      • Well, I certainly see your point, Sonia. You can’t be a perfectionist. I guess I just got caught once paying a whole crapload of money and getting virtually nothing in return. And the marketer simply spouted that line to me. I didn’t take it well. So, I’m a bit biased when it comes to doing things poorly and charging a premium.

        Of course we need to do things … poorly at first. Like you say, just don’t try selling it yet!

        I never find that kind of thing with products and services here! Thankful for that! :)

  12. Leaping is difficult for many folks in our industry (and in general) because of a natural inclination of aversion to fear, but breaking down the leap into manageable stress and emphasizing fun can be help someone break through the barrier of fear. I know for myself that practice has helped me overcome fears I have in career, practice not only makes perfect but it also generates confidence, so that first blog post or tagline may have been terrifying, but the 31st comes easily.

  13. Hi Sonia,

    This Blog is “awesome” Suggest me better word than this :-) you all are master writers & teachers, leaders in getting someone exited :-)

    Loved the line here “looking for reasons to be a little more excited when you get out of bed every morning” & also “Once you’ve let yourself dream about something really big, the rest of it is logistics”……Loved the word LOGISTICS :-)

  14. Exceptional article Sonia. Inspirational.

  15. Thanks for another cracker Sonia. It reminded me a bit of ” ready fire aim” .Also ” fail to prepare and prepare to fail” is another one. The importance of preparation is highlighted beautifully by the seven year waiting period mentioned in your post. That says it all.

  16. Inspiring post. But I think I’ll stay at 500 ft or so above sea level with the occasional ride at 35,000 feet — and choosing to staying in the plane.

  17. This was a great post. I really enjoyed how the concepts were presented.

  18. That’s the only thing I am bad at.
    I am not able to take a risk. I fear that if I fail everything will be lost. Once I am able to dare something that’s it, I will then do some awesome stuff. :)

  19. “It took seven years to perfect the net.”
    What a beautiful phrase. This blog post actually brought a tear to my eye.

    I need to stop bitching and moaning; my net has not been perfected yet. I still have work to do.

  20. Yes. Everyone should have a goal, and it should be fun getting there. Not a chore. Excellent post.

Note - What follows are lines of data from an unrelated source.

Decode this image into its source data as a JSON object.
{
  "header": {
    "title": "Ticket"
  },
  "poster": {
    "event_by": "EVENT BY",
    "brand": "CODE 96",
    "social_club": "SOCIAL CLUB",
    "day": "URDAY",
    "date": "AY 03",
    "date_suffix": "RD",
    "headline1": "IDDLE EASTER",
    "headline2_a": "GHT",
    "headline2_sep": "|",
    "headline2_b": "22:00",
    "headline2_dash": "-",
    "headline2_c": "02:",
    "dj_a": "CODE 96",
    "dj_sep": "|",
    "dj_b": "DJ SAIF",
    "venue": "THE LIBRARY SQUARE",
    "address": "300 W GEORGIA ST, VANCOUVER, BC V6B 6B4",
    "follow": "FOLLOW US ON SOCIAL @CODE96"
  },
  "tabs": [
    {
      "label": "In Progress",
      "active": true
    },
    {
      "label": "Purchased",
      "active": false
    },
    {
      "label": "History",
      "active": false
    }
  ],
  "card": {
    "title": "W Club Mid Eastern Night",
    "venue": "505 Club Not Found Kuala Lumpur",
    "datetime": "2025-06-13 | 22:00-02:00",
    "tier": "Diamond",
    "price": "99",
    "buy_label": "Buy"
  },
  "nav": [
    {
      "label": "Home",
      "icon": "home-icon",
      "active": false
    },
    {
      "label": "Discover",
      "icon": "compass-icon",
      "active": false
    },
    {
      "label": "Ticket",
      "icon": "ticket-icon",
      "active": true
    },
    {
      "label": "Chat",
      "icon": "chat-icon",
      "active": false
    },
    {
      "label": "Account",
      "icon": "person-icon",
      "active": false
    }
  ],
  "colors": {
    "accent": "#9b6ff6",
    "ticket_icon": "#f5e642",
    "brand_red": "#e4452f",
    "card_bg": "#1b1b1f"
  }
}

  21. Love #1 DARE. That single word is powerful. A lot of people know stuff intellectually or mentally but it’s all head knowledge. Few of us really Dare to take that first step or that calculated leap or that risk. Once we Dare then great things start to happen.

  22. “Take practice jumps. Work out the problems that come up at 10,000 feet before you climb to 128,000.
    This is what most people call “the hard part.”
    You know what I call it? The fun part.”

    Gotta love this line Sonia! Being a paranoid perfectionist won’t take you nowhere if you’re gonna take a ‘leap’. Taking risks and welcoming mistakes with open arms could be the ‘hard part’ but the everything will make sense if we remember what Edwin Land once figured out:

    “A mistake is a future benefit. The full value of which is yet to be realized.”

    So dare to dream big, prepare to overcome challenges and you’ll be jumping your way to success.

  23. I love point number 3 because as important as it is to prepare, it’s also important to take action. There is a danger in getting stuck in the preparation stage. It’s the difference between writing a business plan and actually starting the business and taking the risk. It’s also important to make the decision to do something great and stand for something (being) rather than just doing.